Heidi Sosik Selected as a Fellow of The Oceanography Society

January 16, 2018

Heidi Sosik, a senior scientist in the Biology Department at Woods Hole Oceanographic Institution (WHOI) has been named a 2018 Fellow of The Oceanography Society (TOS). Sosik’s accomplishments will be formally recognized on Feb. 13, 2018, during a ceremony at the 2018 Ocean Sciences Meeting in Portland, Oregon.

Election as a fellow is bestowed upon TOS members by their peers to honor individuals who have attained eminence in oceanography through their outstanding contributions to the field of oceanography during a substantial period of years. Sosik was recognized for her “outstanding contributions to phytoplankton ecology, sensor development and graduate and undergraduate ocean science education.”

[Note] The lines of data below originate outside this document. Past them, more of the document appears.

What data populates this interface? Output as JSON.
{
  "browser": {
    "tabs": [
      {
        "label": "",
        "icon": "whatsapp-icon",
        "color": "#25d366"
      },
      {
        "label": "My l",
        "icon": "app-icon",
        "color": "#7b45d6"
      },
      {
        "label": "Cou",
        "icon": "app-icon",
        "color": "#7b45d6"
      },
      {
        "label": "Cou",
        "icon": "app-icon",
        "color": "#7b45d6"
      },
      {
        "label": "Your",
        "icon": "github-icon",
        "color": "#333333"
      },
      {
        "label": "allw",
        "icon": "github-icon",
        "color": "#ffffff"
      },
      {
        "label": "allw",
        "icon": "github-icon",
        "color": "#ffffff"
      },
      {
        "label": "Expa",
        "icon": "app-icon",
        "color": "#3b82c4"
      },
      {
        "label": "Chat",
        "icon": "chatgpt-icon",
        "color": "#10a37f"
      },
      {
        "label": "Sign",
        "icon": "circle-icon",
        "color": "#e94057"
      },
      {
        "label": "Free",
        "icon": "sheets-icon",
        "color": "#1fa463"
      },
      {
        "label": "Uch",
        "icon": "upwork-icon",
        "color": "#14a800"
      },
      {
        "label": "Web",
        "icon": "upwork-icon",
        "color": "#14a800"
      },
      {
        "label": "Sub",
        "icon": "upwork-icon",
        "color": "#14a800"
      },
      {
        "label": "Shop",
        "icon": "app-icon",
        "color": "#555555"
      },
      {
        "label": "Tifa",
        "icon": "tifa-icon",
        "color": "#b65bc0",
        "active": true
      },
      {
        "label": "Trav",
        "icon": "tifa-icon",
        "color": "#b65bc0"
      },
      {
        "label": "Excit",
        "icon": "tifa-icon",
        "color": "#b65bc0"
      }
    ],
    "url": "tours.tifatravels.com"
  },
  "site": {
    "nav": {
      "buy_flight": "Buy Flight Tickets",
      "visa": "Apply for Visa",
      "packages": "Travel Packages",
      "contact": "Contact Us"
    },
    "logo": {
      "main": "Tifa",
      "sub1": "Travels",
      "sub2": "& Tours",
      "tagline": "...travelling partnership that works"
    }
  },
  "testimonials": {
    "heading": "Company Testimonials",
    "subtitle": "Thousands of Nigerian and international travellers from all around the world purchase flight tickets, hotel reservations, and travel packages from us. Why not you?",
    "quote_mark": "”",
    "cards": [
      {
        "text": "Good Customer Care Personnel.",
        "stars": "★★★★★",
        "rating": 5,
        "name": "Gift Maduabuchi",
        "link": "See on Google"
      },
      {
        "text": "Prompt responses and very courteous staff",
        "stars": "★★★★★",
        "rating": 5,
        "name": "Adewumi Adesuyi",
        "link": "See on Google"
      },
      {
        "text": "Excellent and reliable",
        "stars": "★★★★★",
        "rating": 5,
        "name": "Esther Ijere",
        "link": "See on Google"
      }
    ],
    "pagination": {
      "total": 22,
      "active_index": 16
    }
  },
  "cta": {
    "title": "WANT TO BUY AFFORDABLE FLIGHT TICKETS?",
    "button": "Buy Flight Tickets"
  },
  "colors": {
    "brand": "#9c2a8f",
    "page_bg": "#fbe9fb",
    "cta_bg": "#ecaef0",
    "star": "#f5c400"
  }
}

“I am deeply honored to have been nominated and selected as a TOS Fellow,” says Sosik. “It is humbling to be part of such an esteemed group. For me, it feels like this award is an acknowledgment of all the incredible colleagues and students I’ve had the privilege to work alongside.”

Sosik’s research focuses mainly on marine phytoplankton—the massive community of microscopic plants that form the base of the food chain in the ocean. She co-invented/developed a robotic instrument called the Imaging FlowCytobot, which detects and photographs plankton underwater and then transmits observations back to shore. The innovative tool is helping scientists better understand what factors in the environment determine where and when different kinds of phytoplankton grow and bloom.

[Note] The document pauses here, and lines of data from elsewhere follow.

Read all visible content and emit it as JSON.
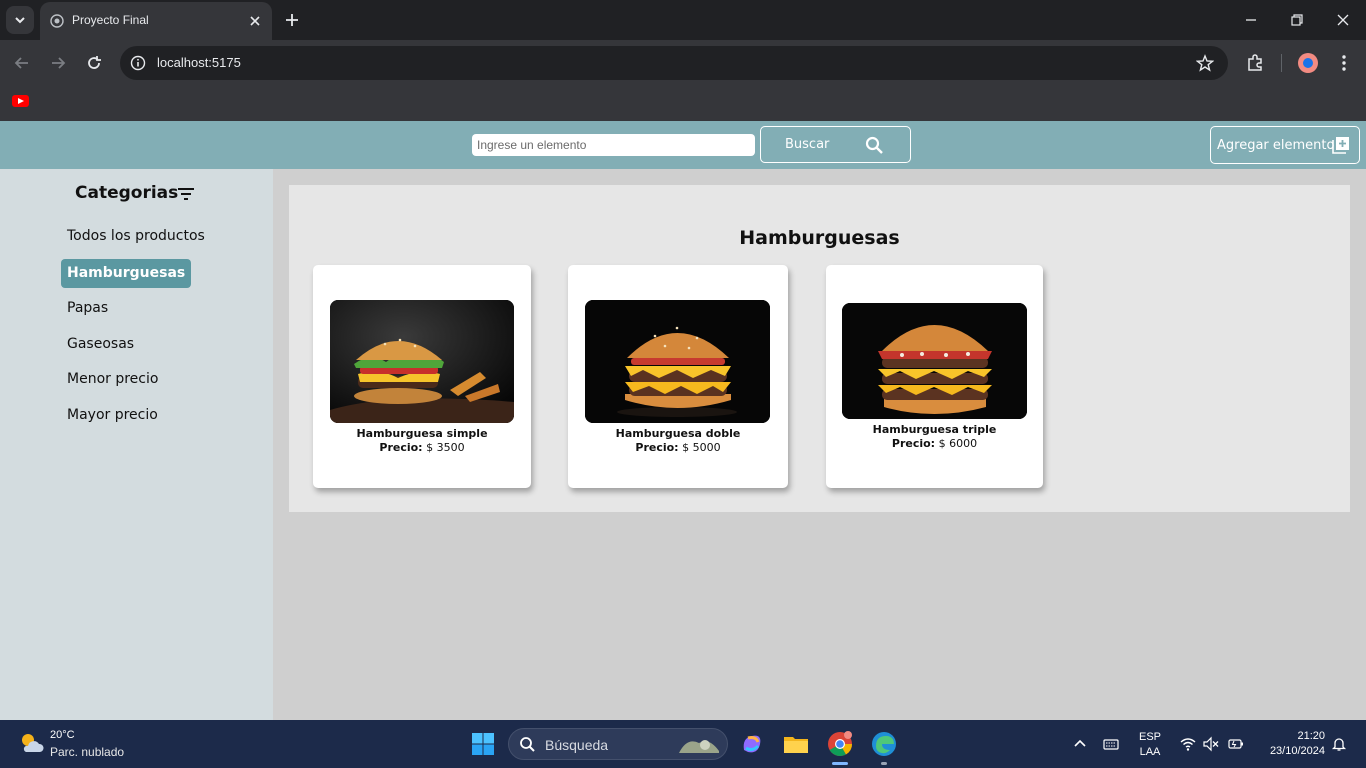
{
  "browser": {
    "tab_title": "Proyecto Final",
    "url": "localhost:5175"
  },
  "header": {
    "search_placeholder": "Ingrese un elemento",
    "search_button": "Buscar",
    "add_button": "Agregar elemento"
  },
  "sidebar": {
    "title": "Categorias",
    "items": [
      {
        "label": "Todos los productos",
        "active": false
      },
      {
        "label": "Hamburguesas",
        "active": true
      },
      {
        "label": "Papas",
        "active": false
      },
      {
        "label": "Gaseosas",
        "active": false
      },
      {
        "label": "Menor precio",
        "active": false
      },
      {
        "label": "Mayor precio",
        "active": false
      }
    ]
  },
  "main": {
    "section_title": "Hamburguesas",
    "products": [
      {
        "name": "Hamburguesa simple",
        "price_label": "Precio:",
        "price": "$ 3500"
      },
      {
        "name": "Hamburguesa doble",
        "price_label": "Precio:",
        "price": "$ 5000"
      },
      {
        "name": "Hamburguesa triple",
        "price_label": "Precio:",
        "price": "$ 6000"
      }
    ]
  },
  "taskbar": {
    "weather_temp": "20°C",
    "weather_desc": "Parc. nublado",
    "search_label": "Búsqueda",
    "lang_top": "ESP",
    "lang_bottom": "LAA",
    "time": "21:20",
    "date": "23/10/2024"
  },
  "colors": {
    "header_bg": "#82aeb5",
    "sidebar_bg": "#d3dcdf",
    "active_category": "#5b98a1",
    "content_bg": "#e6e6e6"
  }
}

“In 2008, the instrument was deployed and provided early warning of harmful algal blooms on the Texas coast,” wrote James Yoder, who recently retired after many years as WHOI Vice President for Academic Programs, in his nominating letter to TOS. “Local health agencies used the information to decide on which shellfish harvesting areas should be closed in order to prevent shellfish-related human illnesses.”

Sosik is the lead investigator of the new Long Term Ecological Research (LTER) site, which spans the continental shelf off the Northeast U.S. coast. The multi-year project, funded by the National Science Foundation, will assess microscopic plant and animal populations and yield large amounts of data that will aid in the understanding of the flow of energy through the ecosystem from phytoplankton to fish, illuminating how the food web is structured and shifts in response to environmental changes.

Sosik came to WHOI as a postdoctoral scholar in 1993 and joined the staff in 1996 as an assistant scientist. She became a senior scientist in 2008. In 2013, she was honored with the WHOI Senior Scientist Leadership Prize.

Sosik has received numerous awards, including The Stanley W. Watson Chair for Excellence in Oceanography in 2017, and an Arons Award for Excellence in Teaching, Advising and Mentoring in 2015.

Sosik earned her S.B. in Civil Engineering, Massachusetts Institute of Technology in 1987, her S.M. in Civil Engineering from the Massachusetts Institute of Technology in 1988, and her Ph.D. in Oceanography from the University of California, San Diego, Scripps Institution of Oceanography in 1993.


The Oceanography Society (TOS) was founded in 1988 to advance oceanographic research, technology, and education, and to disseminate knowledge of oceanography and its application through research and education. TOS promotes the broad understanding of oceanography, facilitates consensus building across all the disciplines of the field, and informs the public about ocean research, innovative technology, and educational opportunities throughout the spectrum of oceanographic inquiry. TOS welcomes members from all nations. Any individual, business, or organization interested in ocean sciences is encouraged to join and to participate in the activities and benefits of the society.

The Woods Hole Oceanographic Institution is a private, non-profit organization on Cape Cod, Mass., dedicated to marine research, engineering, and higher education. Established in 1930 on a recommendation from the National Academy of Sciences, its primary mission is to understand the ocean and its interaction with the Earth as a whole, and to communicate a basic understanding of the ocean’s role in the changing global environment. For more information, please visit